The second week of my visit to Perpignan has dawned, and already so much has changed. Instead of wandering lost in random alleys, I have a purpose when I walk. Instead of just saying, "Sorry I don't speak French," and then continuing to order my Nutella gelato in English, I attempt to speak the language. The most enjoyable change however is the knowledge I have gained of some local art – specifically a sculptor by the name of Pierre Renard.
I was visiting a nearby town called St. Cyprien when, by chance, I started talking to a man who worked at a local hotel. I told him that my purpose of being in France is to create a journalistic story through video and text about something or someone unique in the area. Without hesitation he handed me Pierre Renard's business card, telling me his sculptures are very well known in local areas. So, later that week I ventured off to Mr. Renard's abode, which rested in a strikingly hot, but quiet part of town.
What I found was remarkable. Sculptures of all different sizes and textures decorated the inside and out of his house. I saw some made of marble, some wood and some even bronze, which he says is the most difficult to make. The curves and smoothness of his art gave a peaceful flow of a feeling to his house. All were unique from each other but still shared the complex characteristic of beauty. I was in awe and slightly overwhelmed as I took it all in.

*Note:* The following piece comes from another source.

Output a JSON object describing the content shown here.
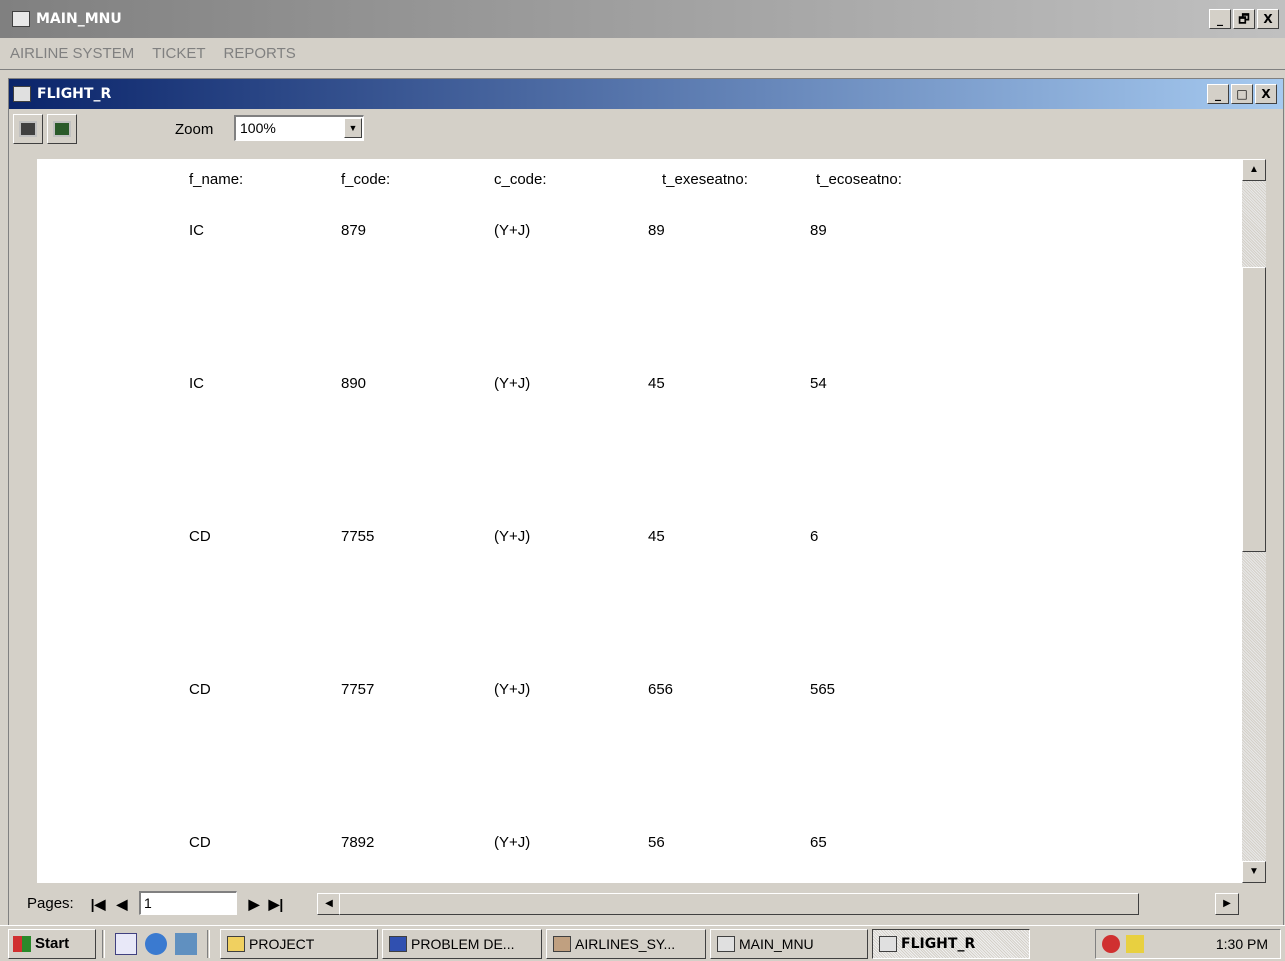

Mr. Renard proceeded to explain how his passion for sculpting started and where he acquired his distinctive style. It turns out that he began as a cake baker and would create the decorations and designs on each dessert. He even entered contests where he would win first prize for cake decorating. After some time however, he grew tired of just cake decorating and asked himself, why not sculpting? From then on, his new career as a sculptor began.
This proved him to be a very spontaneous character, always set off to find new adventure, a quality which I admire. Soon after making his decision, he attended an art school in Perpignan, where he learned about a famous sculptor named Brancusi, and was inspired by him. They do have similar abstract and curvy styles, but Renard truly has transformed it to be his own.
Today Mr. Renard still works, but not as often as he use to when he first started about 20 years ago. He does most of his work for charity; one in particular is a library for the blind and deaf. But even though he is slowly coming to an end with his art, he still states, "the sculptor is finished when there is nothing more to give."
The Cloth of the Sun by Su Kim
The Sculptor and his Wife by Mary Barczak
The Language Barrier by Jim Cameron
The Sixth Sense: Understanding by Christina Cocca
Bastille Day Bees by Annie Petersen
Reaching New Heights by Sarah Raghubir
Vive Perpignan by Chelsea Boone
The Changing Collioure Art Scene by Ariana Bacle
Having a Boule with Pétanque by Kristin O'Brien
Corridas in the 21st Century by Victoria King
Controversy Fermenting? by Marika Washchyshyn
A Different Culinary Landscape by Simon Arseneau